[E]ven though men as well as women in uniform are victims of sexual assault, public concern has chiefly focused on the women. It is concern over them and their willingness to come forward without fear of retaliation that has given the reform issue such potency. As a practical matter, if a parallel system is created for the disposition of sex offenses, that system will be understood as having been created chiefly for the benefit of women in uniform. Congress will, in effect, have created “pink courts” — courts for women.
Creating “pink courts” will destroy unit cohesion. It is difficult to imagine a surer way of turning back the clock on all the progress our country has made in integrating women in uniform, including opening occupational specialties, admission to the service academies, qualification as pilots of warplanes and commanders of naval ships and Coast Guard cutters, and promotion to flag and general officer ranks.
In this connection, on June 7, 2021, Justice Sotomayor, joined by Justices Breyer and Kavanaugh, noted the following in a statement respecting the denial of certiorari in National Coalition for Men v. Selective Service System: No. 20-928:
Beginning in 1991, thousands of women have served with distinction in a wide range of combat roles, from operating military aircraft and naval vessels to participating in boots-on-the-ground infantry missions. See Brief for Modern Military Association of America et al. as Amici Curiae 11–18. Women have passed the military’s demanding tests to become U. S. Army Rangers, Navy SEALs, and Green Berets. See Brief for General Michael Hayden et al. as Amici Curiae 11–13. As of 2015, there are no longer any positions in the United States Armed Forces closed to women.

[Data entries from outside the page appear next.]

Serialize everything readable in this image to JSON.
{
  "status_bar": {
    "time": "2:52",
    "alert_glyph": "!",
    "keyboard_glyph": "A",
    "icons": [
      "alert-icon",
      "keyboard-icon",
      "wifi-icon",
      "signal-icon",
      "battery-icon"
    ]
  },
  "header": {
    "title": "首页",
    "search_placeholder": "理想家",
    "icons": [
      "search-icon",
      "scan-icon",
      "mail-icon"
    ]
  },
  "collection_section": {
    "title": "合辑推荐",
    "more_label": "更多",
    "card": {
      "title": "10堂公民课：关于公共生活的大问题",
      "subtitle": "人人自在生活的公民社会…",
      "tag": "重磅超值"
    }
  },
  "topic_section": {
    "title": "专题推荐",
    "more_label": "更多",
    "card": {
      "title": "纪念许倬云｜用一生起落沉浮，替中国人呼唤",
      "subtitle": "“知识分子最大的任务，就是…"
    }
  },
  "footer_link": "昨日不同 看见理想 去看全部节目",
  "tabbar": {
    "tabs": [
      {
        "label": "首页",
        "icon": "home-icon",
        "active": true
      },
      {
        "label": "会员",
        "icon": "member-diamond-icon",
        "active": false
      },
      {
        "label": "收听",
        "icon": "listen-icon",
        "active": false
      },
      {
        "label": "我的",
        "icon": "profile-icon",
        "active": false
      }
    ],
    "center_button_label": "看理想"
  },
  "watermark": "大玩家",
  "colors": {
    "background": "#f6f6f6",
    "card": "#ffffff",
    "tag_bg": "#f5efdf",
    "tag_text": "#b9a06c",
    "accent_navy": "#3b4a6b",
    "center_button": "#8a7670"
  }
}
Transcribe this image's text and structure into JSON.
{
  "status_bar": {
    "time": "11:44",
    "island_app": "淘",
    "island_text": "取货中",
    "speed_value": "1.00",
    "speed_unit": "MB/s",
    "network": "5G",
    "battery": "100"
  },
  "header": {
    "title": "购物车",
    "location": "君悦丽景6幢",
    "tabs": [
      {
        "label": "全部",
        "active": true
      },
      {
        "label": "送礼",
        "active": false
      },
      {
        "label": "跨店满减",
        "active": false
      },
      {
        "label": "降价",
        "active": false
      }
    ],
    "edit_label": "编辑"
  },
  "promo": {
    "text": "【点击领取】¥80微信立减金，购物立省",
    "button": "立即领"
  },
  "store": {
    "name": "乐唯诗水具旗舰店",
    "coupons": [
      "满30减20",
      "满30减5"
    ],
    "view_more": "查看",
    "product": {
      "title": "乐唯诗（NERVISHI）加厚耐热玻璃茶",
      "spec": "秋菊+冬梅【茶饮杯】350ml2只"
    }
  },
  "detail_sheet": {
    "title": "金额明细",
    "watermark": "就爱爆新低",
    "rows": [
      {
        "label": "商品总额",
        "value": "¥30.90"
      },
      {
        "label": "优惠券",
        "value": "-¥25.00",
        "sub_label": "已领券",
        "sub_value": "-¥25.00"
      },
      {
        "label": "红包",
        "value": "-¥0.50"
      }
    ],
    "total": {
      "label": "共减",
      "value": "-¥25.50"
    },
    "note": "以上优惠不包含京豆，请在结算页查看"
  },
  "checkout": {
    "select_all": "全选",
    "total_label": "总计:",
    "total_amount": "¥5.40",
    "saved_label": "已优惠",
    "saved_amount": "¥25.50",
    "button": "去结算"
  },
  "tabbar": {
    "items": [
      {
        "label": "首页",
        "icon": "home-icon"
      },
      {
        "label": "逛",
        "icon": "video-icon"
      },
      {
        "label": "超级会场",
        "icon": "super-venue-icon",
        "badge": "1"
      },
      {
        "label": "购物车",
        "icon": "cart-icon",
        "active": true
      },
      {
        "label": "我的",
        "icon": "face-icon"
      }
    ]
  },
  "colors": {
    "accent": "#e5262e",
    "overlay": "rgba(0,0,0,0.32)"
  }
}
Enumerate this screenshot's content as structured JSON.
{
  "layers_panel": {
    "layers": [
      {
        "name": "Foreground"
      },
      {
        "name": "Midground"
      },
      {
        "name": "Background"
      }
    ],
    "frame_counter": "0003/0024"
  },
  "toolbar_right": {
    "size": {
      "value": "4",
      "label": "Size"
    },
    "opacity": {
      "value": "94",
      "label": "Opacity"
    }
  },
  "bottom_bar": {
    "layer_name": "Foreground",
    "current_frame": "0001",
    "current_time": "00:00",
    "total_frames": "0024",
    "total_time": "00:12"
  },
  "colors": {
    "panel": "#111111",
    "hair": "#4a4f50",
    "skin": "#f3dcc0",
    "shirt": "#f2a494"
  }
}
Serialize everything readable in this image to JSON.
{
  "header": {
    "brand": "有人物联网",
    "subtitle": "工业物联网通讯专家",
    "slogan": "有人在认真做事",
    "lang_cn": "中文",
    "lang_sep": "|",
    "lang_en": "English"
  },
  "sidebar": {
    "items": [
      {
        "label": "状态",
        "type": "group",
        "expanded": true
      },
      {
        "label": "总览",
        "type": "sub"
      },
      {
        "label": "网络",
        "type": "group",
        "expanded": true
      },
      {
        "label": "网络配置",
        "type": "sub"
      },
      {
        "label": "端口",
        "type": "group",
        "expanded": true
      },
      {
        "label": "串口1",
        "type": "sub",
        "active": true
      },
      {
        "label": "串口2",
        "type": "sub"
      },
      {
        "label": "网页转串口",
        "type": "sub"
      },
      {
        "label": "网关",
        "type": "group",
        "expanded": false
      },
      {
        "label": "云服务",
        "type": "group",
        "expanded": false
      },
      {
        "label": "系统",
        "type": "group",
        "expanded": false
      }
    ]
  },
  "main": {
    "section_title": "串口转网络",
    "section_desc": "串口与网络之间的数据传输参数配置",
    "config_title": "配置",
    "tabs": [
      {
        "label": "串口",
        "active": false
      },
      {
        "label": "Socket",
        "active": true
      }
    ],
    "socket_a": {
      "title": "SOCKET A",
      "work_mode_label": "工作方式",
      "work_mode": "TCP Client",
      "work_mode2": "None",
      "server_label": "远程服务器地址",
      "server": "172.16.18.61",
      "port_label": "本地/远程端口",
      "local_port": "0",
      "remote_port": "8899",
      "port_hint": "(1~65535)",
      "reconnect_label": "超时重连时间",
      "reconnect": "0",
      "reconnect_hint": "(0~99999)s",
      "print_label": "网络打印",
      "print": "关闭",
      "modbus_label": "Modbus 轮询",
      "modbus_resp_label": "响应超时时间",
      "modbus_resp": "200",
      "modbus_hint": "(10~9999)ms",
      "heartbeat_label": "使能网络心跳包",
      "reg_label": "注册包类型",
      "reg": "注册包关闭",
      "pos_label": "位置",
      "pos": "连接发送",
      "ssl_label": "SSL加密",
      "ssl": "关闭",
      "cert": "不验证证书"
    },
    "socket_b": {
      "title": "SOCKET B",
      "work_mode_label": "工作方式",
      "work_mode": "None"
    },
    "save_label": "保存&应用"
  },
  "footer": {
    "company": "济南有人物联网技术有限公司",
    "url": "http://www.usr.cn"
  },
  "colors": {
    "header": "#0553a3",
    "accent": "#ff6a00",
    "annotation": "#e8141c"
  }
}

See Memorandum from Secretary of Defense to Secretaries of the Military Departments et al. Re: Implementation Guidance for the Full Integration of Women in the Armed Forces 1 (Dec. 3, 2015).